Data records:

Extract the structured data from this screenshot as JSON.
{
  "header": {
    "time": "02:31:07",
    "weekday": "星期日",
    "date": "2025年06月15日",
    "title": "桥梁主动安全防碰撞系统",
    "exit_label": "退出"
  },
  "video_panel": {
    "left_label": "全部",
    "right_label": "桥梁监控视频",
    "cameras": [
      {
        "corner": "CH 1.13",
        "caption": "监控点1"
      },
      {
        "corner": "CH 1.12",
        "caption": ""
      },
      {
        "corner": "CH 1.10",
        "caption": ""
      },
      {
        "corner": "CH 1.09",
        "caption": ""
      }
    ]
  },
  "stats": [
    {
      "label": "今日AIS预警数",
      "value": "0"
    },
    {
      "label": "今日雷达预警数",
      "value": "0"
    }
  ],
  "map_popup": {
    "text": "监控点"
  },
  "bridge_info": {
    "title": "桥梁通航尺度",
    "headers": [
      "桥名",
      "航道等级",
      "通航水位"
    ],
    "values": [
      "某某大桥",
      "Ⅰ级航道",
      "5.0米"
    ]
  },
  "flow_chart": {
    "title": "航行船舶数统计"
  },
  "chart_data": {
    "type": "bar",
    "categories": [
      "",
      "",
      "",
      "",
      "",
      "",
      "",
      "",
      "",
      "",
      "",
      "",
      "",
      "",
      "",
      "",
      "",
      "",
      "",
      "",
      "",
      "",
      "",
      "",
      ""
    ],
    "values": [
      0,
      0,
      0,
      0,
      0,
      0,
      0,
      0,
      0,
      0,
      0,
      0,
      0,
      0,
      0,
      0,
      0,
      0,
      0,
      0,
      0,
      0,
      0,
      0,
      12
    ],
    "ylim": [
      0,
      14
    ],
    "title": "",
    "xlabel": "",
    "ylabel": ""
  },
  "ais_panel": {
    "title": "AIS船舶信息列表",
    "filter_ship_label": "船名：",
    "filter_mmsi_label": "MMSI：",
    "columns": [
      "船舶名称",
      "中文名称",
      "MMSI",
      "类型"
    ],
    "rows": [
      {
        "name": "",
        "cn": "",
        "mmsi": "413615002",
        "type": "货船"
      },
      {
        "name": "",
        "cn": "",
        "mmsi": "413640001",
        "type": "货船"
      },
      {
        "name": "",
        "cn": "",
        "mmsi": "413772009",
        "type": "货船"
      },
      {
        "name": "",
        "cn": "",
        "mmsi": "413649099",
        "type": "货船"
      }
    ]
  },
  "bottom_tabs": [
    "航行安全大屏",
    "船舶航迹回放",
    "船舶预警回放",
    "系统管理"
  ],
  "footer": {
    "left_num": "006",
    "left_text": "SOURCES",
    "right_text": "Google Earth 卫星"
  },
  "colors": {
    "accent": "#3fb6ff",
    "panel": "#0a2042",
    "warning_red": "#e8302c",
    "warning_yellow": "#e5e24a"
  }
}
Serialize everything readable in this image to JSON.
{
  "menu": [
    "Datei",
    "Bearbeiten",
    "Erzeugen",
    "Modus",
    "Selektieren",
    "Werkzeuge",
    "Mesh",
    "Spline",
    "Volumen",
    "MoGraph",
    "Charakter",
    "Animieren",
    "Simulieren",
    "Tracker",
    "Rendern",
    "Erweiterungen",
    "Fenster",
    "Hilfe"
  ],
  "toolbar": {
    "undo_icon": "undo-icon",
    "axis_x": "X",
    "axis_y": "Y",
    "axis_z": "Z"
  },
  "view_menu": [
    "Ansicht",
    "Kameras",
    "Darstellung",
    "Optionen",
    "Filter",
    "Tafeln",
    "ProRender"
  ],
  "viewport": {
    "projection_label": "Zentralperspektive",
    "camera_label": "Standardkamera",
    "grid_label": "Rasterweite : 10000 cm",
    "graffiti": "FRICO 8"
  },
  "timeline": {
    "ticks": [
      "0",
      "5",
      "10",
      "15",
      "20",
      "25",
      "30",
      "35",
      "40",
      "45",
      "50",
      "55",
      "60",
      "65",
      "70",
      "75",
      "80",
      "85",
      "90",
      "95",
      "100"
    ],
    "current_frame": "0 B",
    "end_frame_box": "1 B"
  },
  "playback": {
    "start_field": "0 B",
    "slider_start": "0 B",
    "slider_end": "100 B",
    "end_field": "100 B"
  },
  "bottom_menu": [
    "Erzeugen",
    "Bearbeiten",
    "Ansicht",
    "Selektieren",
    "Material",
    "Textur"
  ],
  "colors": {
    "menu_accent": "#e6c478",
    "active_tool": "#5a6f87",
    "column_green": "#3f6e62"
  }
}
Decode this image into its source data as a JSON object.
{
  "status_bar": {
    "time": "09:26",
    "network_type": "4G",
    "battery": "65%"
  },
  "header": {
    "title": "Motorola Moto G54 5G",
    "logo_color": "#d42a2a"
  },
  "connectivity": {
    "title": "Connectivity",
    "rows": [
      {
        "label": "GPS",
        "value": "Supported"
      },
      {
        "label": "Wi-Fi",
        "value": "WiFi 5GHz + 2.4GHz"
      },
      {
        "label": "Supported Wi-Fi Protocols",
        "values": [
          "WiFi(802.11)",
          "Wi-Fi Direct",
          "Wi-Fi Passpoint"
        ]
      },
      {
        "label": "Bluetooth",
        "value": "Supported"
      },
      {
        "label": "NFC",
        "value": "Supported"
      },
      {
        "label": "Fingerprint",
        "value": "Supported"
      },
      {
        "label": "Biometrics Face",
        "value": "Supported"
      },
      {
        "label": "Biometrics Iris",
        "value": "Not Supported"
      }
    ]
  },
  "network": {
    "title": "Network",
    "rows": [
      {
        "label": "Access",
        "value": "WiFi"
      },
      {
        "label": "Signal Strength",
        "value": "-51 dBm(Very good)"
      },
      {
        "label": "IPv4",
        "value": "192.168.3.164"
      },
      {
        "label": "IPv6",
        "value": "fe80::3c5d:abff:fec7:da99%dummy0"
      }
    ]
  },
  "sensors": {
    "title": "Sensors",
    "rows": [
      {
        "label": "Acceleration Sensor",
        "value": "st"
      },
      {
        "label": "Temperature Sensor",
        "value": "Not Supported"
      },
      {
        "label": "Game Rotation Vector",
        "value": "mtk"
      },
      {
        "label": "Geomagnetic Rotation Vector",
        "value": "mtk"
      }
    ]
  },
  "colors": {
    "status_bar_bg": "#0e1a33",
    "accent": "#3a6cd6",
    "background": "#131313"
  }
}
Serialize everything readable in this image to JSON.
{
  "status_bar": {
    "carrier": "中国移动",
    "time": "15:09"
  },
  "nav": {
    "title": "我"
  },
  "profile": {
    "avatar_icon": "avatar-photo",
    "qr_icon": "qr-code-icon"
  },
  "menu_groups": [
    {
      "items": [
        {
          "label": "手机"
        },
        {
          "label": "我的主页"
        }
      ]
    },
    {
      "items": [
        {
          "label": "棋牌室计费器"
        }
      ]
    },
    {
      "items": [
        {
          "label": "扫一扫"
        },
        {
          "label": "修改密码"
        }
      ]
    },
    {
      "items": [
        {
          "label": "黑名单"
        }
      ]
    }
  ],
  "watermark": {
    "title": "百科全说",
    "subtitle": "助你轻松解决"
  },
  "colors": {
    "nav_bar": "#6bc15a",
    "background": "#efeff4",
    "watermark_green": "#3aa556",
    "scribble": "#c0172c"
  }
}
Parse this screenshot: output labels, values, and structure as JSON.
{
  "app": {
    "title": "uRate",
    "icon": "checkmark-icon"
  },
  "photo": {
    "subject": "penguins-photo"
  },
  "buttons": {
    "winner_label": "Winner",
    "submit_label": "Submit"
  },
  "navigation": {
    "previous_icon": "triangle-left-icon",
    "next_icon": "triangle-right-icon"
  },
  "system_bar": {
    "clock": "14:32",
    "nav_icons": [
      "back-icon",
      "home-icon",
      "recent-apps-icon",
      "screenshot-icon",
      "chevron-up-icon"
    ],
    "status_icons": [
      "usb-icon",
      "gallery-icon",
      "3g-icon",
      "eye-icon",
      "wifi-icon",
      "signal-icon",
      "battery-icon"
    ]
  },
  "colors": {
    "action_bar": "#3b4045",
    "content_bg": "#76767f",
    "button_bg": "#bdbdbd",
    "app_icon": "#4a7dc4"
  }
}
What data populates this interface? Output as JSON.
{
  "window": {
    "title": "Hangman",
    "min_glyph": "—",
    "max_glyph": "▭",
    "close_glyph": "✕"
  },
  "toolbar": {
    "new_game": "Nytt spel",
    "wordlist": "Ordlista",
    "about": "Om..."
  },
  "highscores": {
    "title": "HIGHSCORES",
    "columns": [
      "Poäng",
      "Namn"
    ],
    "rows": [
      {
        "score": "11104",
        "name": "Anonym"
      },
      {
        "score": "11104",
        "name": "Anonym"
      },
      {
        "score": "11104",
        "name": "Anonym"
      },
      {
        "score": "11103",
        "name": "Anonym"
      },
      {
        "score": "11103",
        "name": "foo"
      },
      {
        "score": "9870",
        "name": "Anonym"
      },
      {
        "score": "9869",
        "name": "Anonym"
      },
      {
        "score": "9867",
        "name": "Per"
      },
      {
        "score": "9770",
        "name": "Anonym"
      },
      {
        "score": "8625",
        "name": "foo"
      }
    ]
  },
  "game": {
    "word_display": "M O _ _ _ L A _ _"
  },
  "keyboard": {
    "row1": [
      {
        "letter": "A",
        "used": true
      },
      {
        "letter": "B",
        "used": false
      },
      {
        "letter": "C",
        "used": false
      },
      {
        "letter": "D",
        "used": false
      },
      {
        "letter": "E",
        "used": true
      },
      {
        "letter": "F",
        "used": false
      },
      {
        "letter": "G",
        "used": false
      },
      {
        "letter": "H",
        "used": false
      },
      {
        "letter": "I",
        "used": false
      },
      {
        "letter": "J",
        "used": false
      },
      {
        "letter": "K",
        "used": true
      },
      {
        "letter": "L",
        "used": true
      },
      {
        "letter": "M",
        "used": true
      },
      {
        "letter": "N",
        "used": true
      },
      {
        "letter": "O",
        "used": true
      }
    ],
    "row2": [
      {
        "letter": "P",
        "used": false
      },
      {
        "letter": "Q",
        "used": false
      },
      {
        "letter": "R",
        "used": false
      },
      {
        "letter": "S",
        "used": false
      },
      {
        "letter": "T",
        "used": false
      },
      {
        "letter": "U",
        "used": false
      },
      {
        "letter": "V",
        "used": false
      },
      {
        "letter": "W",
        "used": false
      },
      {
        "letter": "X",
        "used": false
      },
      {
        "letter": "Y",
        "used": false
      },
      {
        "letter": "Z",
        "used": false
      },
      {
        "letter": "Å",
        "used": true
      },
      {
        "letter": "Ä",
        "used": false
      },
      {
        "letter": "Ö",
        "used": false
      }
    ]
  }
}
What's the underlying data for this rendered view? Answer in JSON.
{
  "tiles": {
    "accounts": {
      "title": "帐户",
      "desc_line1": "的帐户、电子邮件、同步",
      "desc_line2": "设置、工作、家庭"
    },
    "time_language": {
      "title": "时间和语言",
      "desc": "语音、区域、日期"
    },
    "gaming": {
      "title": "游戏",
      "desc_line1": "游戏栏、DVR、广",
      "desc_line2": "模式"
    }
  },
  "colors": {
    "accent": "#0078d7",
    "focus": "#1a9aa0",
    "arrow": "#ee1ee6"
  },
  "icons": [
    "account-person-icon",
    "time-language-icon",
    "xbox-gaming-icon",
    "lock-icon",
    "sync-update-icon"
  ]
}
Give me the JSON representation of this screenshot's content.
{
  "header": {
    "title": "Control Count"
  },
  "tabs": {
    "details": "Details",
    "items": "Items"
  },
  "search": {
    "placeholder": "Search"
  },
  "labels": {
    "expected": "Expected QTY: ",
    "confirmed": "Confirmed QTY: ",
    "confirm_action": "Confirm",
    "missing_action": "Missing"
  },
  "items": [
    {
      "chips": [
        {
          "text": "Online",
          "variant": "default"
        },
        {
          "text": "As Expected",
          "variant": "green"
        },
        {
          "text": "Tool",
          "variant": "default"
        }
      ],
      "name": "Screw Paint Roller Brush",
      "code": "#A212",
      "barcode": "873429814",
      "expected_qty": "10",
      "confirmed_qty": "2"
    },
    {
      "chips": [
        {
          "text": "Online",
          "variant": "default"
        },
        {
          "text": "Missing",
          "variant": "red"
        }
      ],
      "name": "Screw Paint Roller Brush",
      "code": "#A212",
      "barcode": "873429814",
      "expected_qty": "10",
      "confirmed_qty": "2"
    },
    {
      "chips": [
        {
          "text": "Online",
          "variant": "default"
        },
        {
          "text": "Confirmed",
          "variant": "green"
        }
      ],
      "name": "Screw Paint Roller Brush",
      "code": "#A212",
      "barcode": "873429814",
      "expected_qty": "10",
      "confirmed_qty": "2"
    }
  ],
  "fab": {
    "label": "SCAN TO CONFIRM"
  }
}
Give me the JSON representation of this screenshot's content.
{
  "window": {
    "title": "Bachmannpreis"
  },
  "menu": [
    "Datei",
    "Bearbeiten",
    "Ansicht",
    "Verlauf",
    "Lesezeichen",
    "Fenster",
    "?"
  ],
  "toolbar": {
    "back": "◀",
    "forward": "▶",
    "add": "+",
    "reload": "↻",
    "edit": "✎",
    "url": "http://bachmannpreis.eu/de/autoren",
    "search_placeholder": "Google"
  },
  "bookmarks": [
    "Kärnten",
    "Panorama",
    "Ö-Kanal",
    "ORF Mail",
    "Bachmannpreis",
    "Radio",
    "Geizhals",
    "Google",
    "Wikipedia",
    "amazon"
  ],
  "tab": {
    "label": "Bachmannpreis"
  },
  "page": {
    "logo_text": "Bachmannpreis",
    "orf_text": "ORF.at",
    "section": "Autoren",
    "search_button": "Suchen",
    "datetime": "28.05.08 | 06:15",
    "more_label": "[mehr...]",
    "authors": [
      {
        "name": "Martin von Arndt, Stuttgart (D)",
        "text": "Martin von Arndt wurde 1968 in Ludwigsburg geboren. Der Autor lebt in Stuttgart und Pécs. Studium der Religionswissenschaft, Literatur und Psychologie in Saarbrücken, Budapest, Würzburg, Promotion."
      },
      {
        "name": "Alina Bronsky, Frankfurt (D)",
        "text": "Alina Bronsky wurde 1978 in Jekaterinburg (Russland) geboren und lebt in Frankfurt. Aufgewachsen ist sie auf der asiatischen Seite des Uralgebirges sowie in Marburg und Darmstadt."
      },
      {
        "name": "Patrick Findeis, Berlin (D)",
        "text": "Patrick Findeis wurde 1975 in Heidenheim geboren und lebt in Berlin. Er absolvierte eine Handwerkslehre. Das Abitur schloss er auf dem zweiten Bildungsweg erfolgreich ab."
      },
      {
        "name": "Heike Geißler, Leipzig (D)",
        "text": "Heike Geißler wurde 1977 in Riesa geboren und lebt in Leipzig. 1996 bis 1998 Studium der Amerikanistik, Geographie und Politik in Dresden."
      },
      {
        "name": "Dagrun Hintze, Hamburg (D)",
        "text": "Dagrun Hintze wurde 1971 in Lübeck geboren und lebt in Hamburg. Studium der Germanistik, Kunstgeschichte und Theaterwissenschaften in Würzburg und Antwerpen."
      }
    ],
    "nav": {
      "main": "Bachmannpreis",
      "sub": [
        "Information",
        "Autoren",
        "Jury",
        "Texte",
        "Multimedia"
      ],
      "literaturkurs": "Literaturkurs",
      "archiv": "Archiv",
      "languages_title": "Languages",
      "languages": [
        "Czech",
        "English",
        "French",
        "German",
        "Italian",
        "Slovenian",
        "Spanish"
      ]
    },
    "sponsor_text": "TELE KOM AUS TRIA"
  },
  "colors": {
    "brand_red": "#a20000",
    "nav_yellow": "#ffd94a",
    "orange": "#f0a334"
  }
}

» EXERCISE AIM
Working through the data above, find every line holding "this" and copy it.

» RESULT
Extract the structured data from this screenshot as JSON.
Serialize everything readable in this image to JSON.
Decode this image into its source data as a JSON object.
Serialize everything readable in this image to JSON.
Parse this screenshot: output labels, values, and structure as JSON.
What data populates this interface? Output as JSON.
What's the underlying data for this rendered view? Answer in JSON.
Give me the JSON representation of this screenshot's content.
Give me the JSON representation of this screenshot's content.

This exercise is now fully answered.